Reading it, I sometimes wished I was a lot more Coyote.
Really? In some ways she’s a fantasy character—she has all these wilderness skills, but she’s awkward and rude and has intimacy problems as well. It’s fun to bring about that combination of things that I don’t like about myself, and the things I wish I was. It’s a fun way to create characters.
Do you often work like that?
Often it’s like my id, or a character that’s more fully expressing my own fears and vulnerabilities. So it’s an exaggerated version of myself; that’s easier to write. Sometimes characters are based on people I know, or amalgamations of different people I’ve met. One character, She-Moose, is sculpting all these clay fingers, but she doesn’t know why. That’s directly from my own process and feelings about making my own work. It’s good getting it all out on paper.
Were you one of those horsey girls at school?
Yeah, I was. I would look at other horsey girls and think I was cooler than them but I definitely wasn’t. I still go out on trail rides in L.A.
What do you like about interacting with horses?
I like how physical it is. It forces me to be in my body and think about what it’s doing. [Riding is] very meditative; horses reflect your own state of mind back to you. If I’m feeling really tense and stubbing my feelings down about it, it’s reflected in their behavior, and it’ll be a bad ride.
The other day I wasn’t chilled out, I was anxious about work. Before I even got on, the horse started spooking. I put my face in my t-shirt and started sobbing. So I lunged the horse instead; she moves based on my body language, it’s very intuitive based on how you move your shoulders. It was a great lesson even before I got on. It just shows you how to slow down and calm down.

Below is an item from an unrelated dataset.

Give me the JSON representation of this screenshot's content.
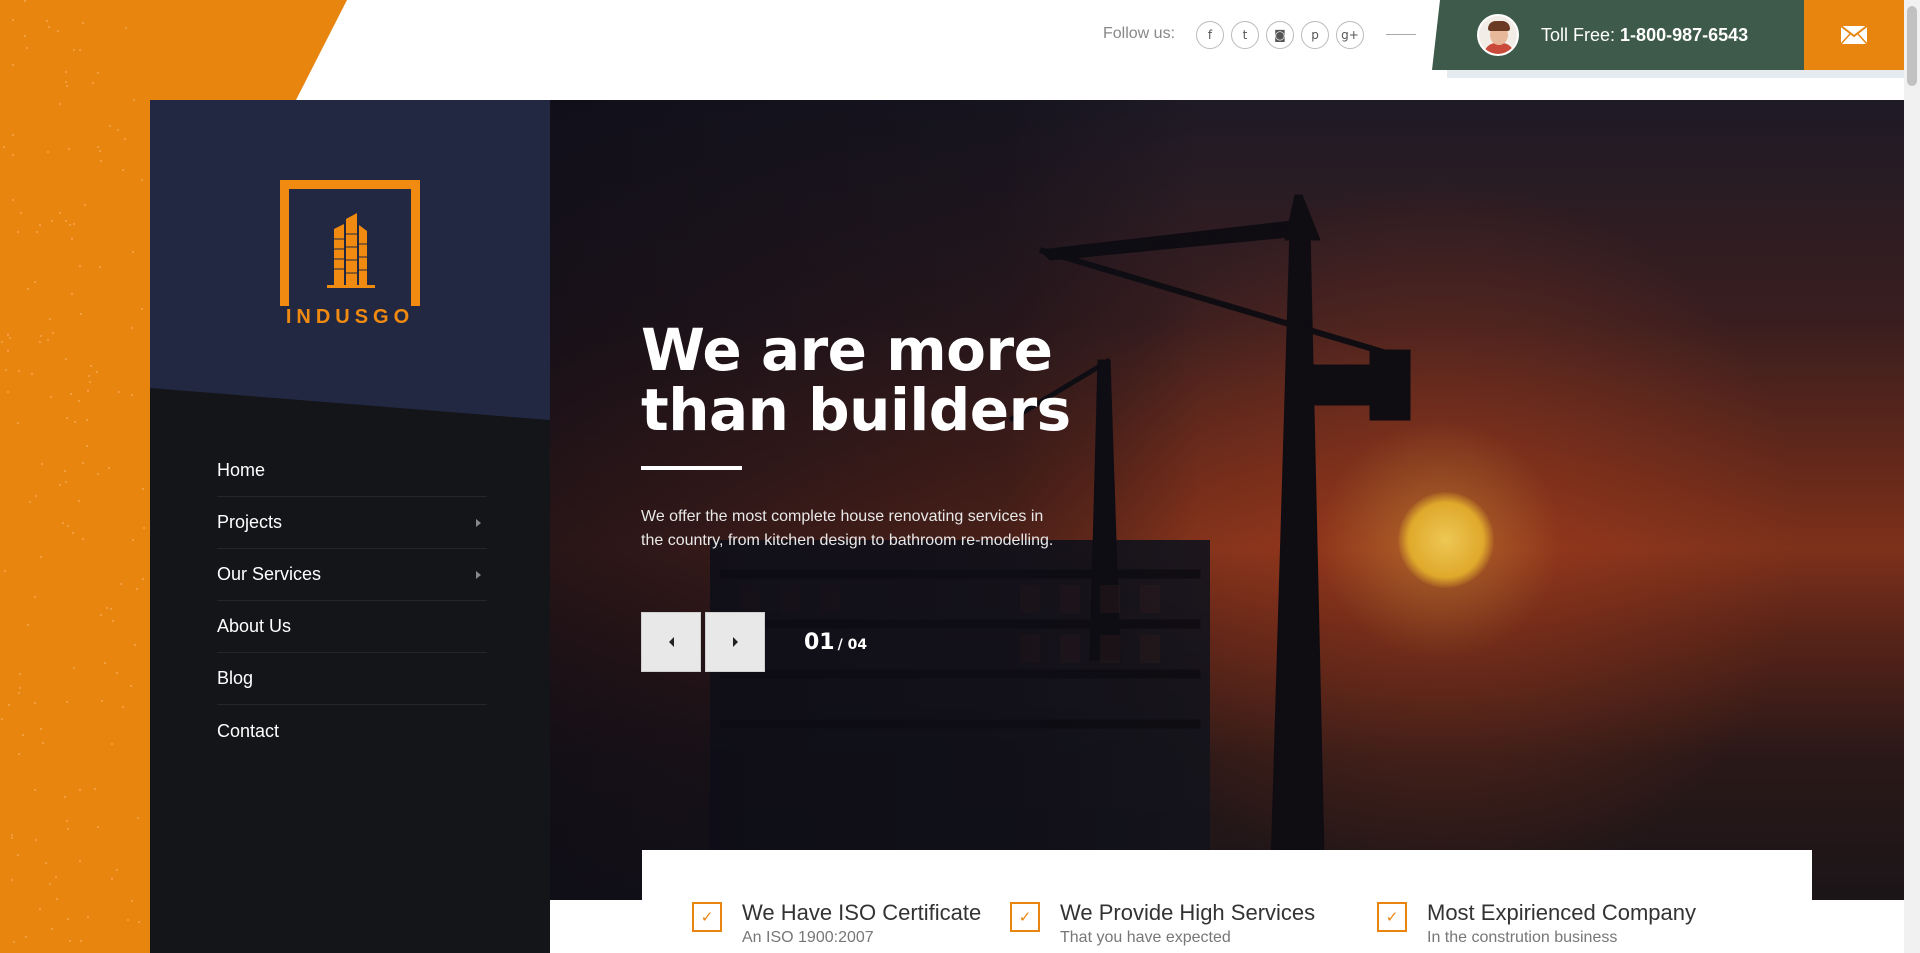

Is there a connection between your use of horses in your work, and your work’s discussions of mental health?
I don’t know. A lot of people use horses for therapeutic purposes, and I think that has to do with the mirroring thing—it forces you to be calm, it’s the reality check that a lot of anxious people, or people with depression, need. I suffer with that a lot; I think I’m bad and lazy and everyone hates me, but that’s obviously not true when you look at the world objectively. I can’t just stare at Twitter the whole time I’m riding; I have to be present.

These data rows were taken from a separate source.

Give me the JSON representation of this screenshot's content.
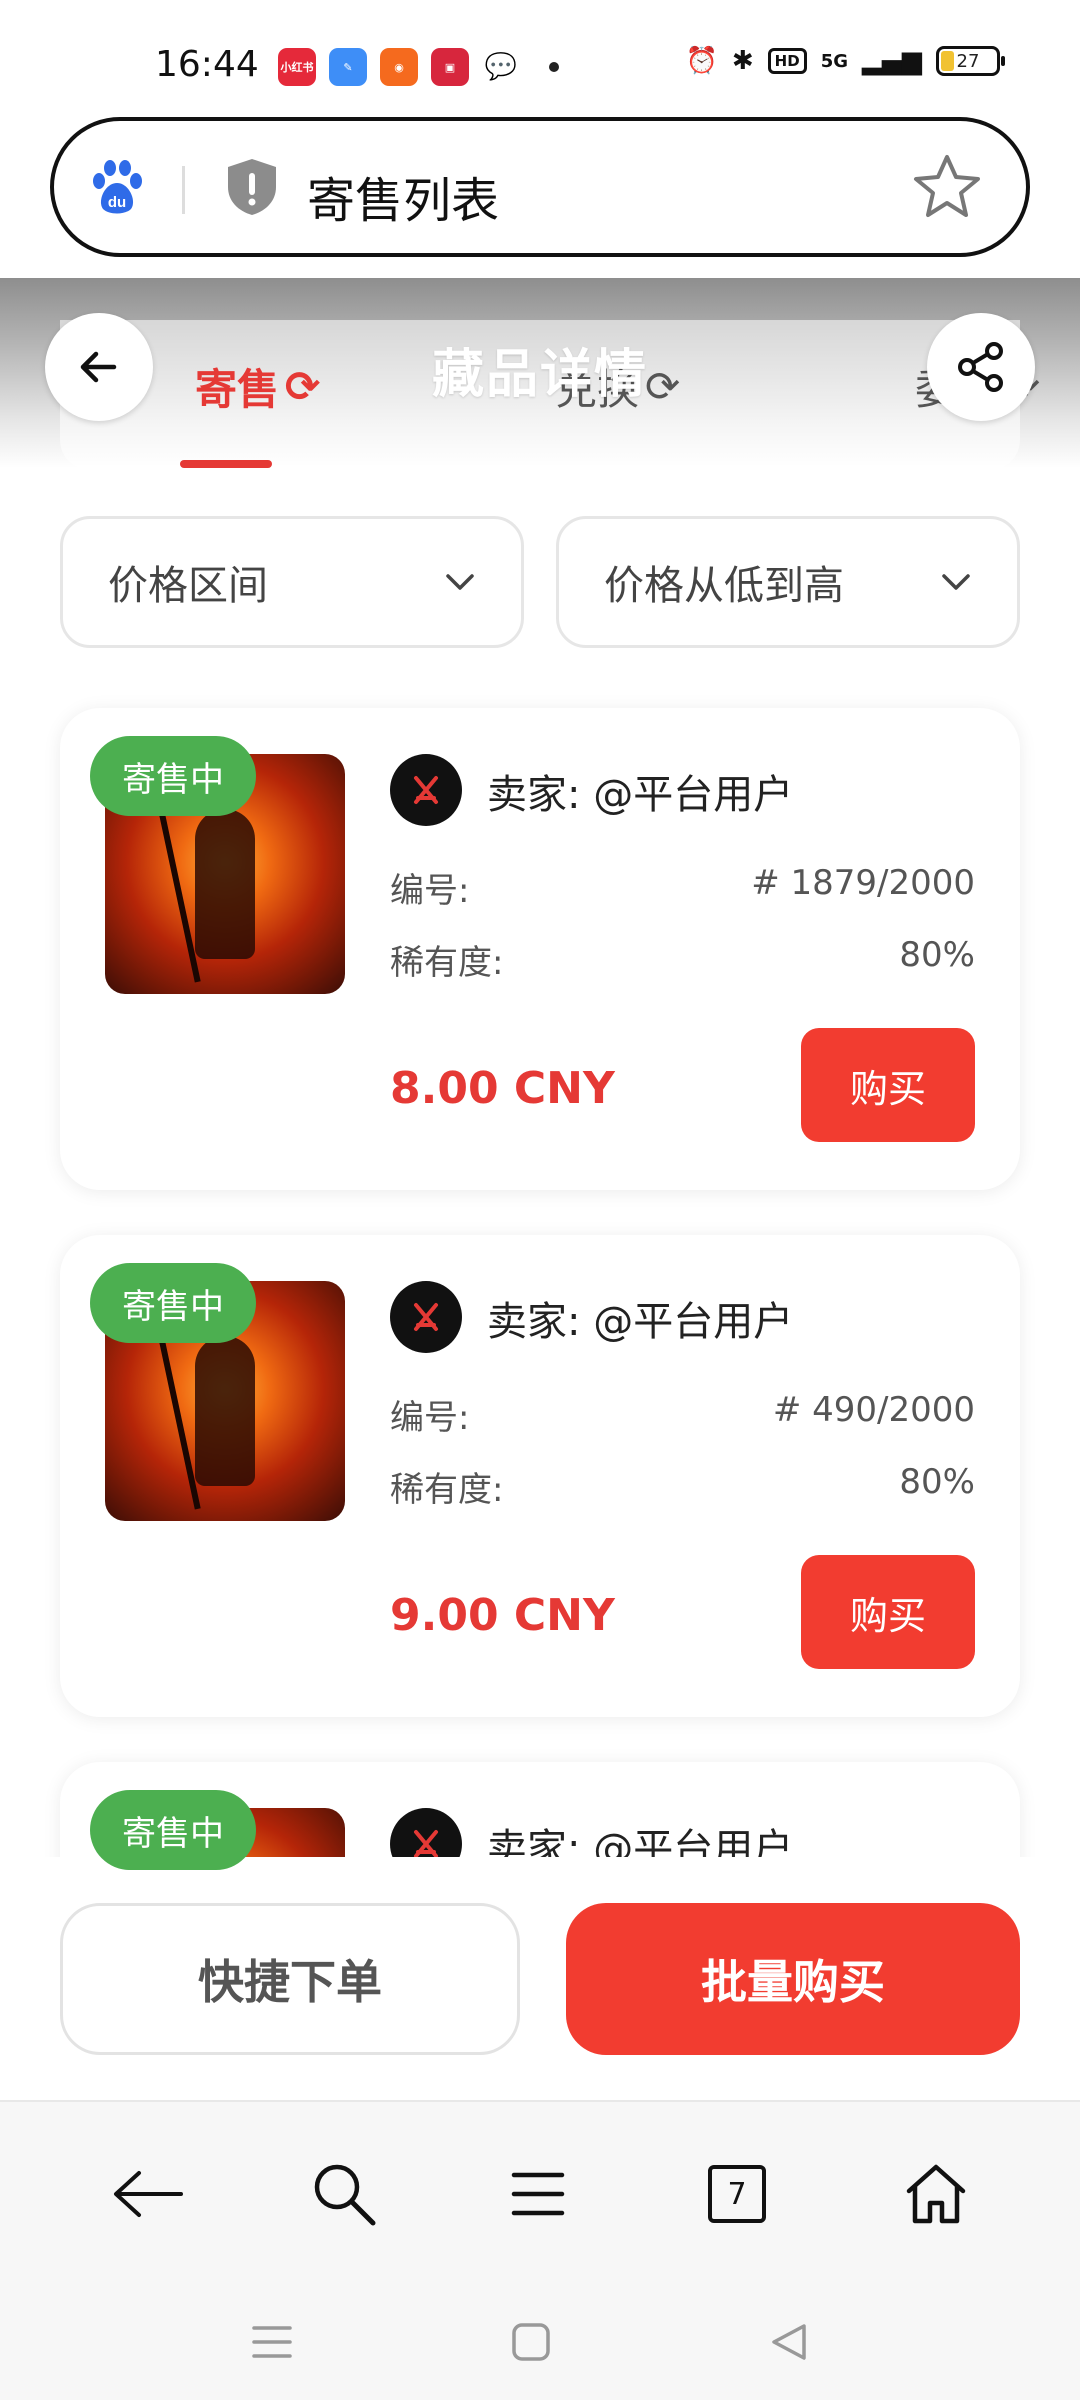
{
  "status_bar": {
    "time": "16:44",
    "app_icons": [
      "xiaohongshu-icon",
      "feather-app-icon",
      "pdd-icon",
      "taobao-icon",
      "wechat-icon"
    ],
    "app_icon_labels": [
      "小红书",
      "",
      "",
      "",
      ""
    ],
    "network": "5G",
    "hd": "HD",
    "battery": "27"
  },
  "address_bar": {
    "title": "寄售列表"
  },
  "header": {
    "title": "藏品详情",
    "tabs": [
      {
        "label": "寄售",
        "active": true
      },
      {
        "label": "兑换",
        "active": false
      },
      {
        "label": "委托",
        "active": false
      }
    ]
  },
  "filters": {
    "price_range": "价格区间",
    "sort": "价格从低到高"
  },
  "listings": [
    {
      "badge": "寄售中",
      "seller": "卖家: @平台用户",
      "number_label": "编号:",
      "number": "# 1879/2000",
      "rarity_label": "稀有度:",
      "rarity": "80%",
      "price": "8.00 CNY",
      "buy_label": "购买"
    },
    {
      "badge": "寄售中",
      "seller": "卖家: @平台用户",
      "number_label": "编号:",
      "number": "# 490/2000",
      "rarity_label": "稀有度:",
      "rarity": "80%",
      "price": "9.00 CNY",
      "buy_label": "购买"
    },
    {
      "badge": "寄售中",
      "seller": "卖家: @平台用户"
    }
  ],
  "actions": {
    "quick_order": "快捷下单",
    "bulk_buy": "批量购买"
  },
  "browser_nav": {
    "tab_count": "7"
  },
  "colors": {
    "accent": "#f23c30",
    "price": "#e53935",
    "badge": "#4caf50"
  }
}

You’ve spoken before about a sort of “paralysis” when it comes to sitting down and making work. Is that something you’re still dealing with? How do you try and overcome that?
I don’t have that much paralysis anymore, but I still don’t often feel good about what I’ve done. It’s not about the quality of the work; I feel bad, so I think the work is bad until someone says, “No, it’s worth something.” I wanted to throw Coyote Doggirl away halfway through making it, until my boyfriend said, “No, don’t throw it in the trash. You should talk to your publishers before you do that.” I didn’t want to ask for help in case they said, “This is terrible! You shouldn’t have made this! You’re terrible!”

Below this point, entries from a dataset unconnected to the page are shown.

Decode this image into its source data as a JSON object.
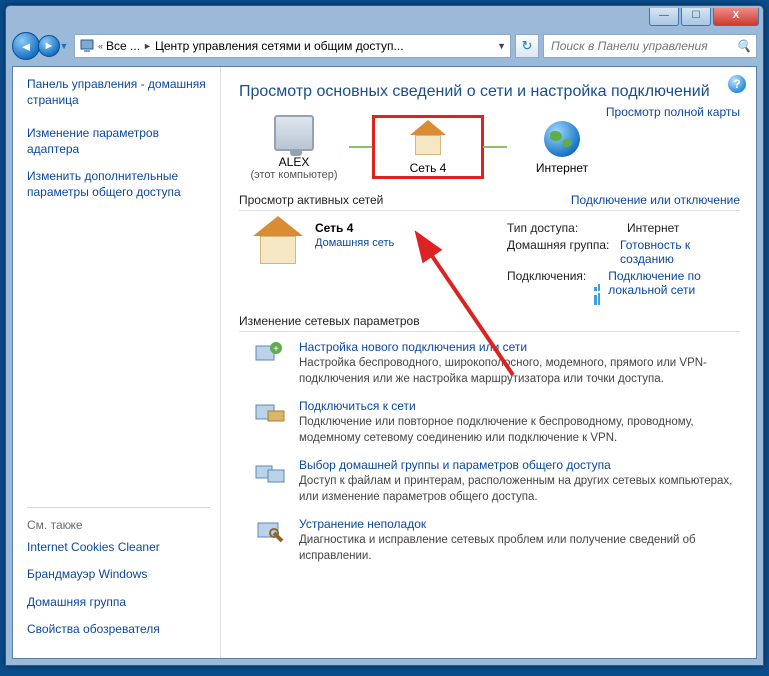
{
  "window": {
    "min": "—",
    "max": "☐",
    "close": "X"
  },
  "addr": {
    "back_glyph": "◄",
    "fwd_glyph": "►",
    "dd_glyph": "▼",
    "crumb_overflow": "«",
    "crumb1": "Все ...",
    "crumb2": "Центр управления сетями и общим доступ...",
    "sep": "►",
    "refresh": "↻",
    "search_placeholder": "Поиск в Панели управления",
    "search_icon": "🔍"
  },
  "help_glyph": "?",
  "sidebar": {
    "home": "Панель управления - домашняя страница",
    "links": [
      "Изменение параметров адаптера",
      "Изменить дополнительные параметры общего доступа"
    ],
    "also_label": "См. также",
    "also": [
      "Internet Cookies Cleaner",
      "Брандмауэр Windows",
      "Домашняя группа",
      "Свойства обозревателя"
    ]
  },
  "main": {
    "title": "Просмотр основных сведений о сети и настройка подключений",
    "nodes": {
      "pc_name": "ALEX",
      "pc_sub": "(этот компьютер)",
      "net_name": "Сеть  4",
      "internet": "Интернет"
    },
    "full_map": "Просмотр полной карты",
    "actives_head": "Просмотр активных сетей",
    "actives_link": "Подключение или отключение",
    "active": {
      "name": "Сеть  4",
      "type": "Домашняя сеть"
    },
    "kv": {
      "k1": "Тип доступа:",
      "v1": "Интернет",
      "k2": "Домашняя группа:",
      "v2": "Готовность к созданию",
      "k3": "Подключения:",
      "v3": "Подключение по локальной сети"
    },
    "settings_head": "Изменение сетевых параметров",
    "tasks": [
      {
        "title": "Настройка нового подключения или сети",
        "desc": "Настройка беспроводного, широкополосного, модемного, прямого или VPN-подключения или же настройка маршрутизатора или точки доступа."
      },
      {
        "title": "Подключиться к сети",
        "desc": "Подключение или повторное подключение к беспроводному, проводному, модемному сетевому соединению или подключение к VPN."
      },
      {
        "title": "Выбор домашней группы и параметров общего доступа",
        "desc": "Доступ к файлам и принтерам, расположенным на других сетевых компьютерах, или изменение параметров общего доступа."
      },
      {
        "title": "Устранение неполадок",
        "desc": "Диагностика и исправление сетевых проблем или получение сведений об исправлении."
      }
    ]
  }
}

How do you find making your podcast, Baby Geniuses [with standup comic Emily Heller] helps with those kinds of thoughts, or with making work more generally?
I like it as it’s a way to broadcast my own thoughts and anecdotes in a very casual way. So if something funny happens to me, I have to think about what’s the most funny way to say this into the microphone. I think it’s really helped me.
It’s just editing: you’re honing a story down to the funniest details and punching them up or exaggerating them. I’ve not thought about it formally, but I think it’s something I’m naturally good at. I’m a storyteller; I like being funny in public, but I’m shy and quiet a lot of time. We have tonnes of listeners, but I can’t see them, and I don’t have to perform to them.